*** Begin section ***

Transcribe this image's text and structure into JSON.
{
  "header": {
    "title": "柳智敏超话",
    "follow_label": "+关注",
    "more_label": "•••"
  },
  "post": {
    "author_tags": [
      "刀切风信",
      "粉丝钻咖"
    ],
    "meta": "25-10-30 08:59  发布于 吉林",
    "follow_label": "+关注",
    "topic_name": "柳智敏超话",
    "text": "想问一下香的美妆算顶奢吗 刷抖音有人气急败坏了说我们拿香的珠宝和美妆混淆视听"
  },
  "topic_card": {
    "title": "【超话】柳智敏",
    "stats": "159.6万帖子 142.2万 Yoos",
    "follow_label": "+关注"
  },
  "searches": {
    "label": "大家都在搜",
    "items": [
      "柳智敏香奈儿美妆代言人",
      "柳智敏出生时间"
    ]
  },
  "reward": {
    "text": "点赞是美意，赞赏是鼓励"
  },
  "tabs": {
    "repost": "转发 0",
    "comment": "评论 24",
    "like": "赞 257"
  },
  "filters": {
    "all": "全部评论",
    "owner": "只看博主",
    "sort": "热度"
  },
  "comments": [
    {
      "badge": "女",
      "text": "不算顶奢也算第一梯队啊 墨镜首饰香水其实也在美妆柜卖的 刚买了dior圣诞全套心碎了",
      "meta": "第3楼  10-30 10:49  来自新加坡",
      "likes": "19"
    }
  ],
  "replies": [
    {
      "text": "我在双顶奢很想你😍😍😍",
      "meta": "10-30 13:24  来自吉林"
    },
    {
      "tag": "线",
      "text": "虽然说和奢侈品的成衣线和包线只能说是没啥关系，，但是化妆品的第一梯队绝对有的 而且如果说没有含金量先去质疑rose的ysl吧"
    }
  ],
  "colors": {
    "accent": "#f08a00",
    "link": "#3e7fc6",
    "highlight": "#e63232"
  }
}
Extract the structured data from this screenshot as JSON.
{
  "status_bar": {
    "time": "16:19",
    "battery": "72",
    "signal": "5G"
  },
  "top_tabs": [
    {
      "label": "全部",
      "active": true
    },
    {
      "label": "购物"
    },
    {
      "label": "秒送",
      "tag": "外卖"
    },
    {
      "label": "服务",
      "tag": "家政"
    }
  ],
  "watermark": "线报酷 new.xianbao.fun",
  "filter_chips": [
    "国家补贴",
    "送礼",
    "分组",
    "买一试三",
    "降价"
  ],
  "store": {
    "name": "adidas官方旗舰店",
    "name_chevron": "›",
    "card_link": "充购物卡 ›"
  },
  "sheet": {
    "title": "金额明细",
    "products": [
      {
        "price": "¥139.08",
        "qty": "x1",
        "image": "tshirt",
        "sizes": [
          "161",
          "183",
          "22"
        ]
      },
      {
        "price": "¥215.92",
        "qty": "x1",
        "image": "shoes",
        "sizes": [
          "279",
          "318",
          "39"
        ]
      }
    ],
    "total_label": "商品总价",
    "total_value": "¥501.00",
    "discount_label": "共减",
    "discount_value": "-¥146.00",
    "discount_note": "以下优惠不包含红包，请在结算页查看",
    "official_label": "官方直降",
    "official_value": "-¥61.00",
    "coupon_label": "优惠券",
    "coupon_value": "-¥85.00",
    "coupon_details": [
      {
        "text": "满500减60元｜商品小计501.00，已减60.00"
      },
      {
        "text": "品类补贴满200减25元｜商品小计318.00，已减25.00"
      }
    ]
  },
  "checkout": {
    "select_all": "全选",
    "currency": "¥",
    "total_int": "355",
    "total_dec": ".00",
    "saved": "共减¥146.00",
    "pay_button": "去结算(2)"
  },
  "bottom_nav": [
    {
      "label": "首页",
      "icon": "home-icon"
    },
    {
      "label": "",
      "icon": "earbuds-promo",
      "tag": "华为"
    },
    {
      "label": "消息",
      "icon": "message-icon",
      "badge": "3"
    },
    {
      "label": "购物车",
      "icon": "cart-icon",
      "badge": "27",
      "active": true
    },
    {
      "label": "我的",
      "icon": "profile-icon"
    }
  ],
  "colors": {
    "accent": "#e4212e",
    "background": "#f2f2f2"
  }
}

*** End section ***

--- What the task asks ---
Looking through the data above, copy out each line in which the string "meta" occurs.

--- Exercise output ---
    "meta": "25-10-30 08:59  发布于 吉林",
      "meta": "第3楼  10-30 10:49  来自新加坡",
      "meta": "10-30 13:24  来自吉林"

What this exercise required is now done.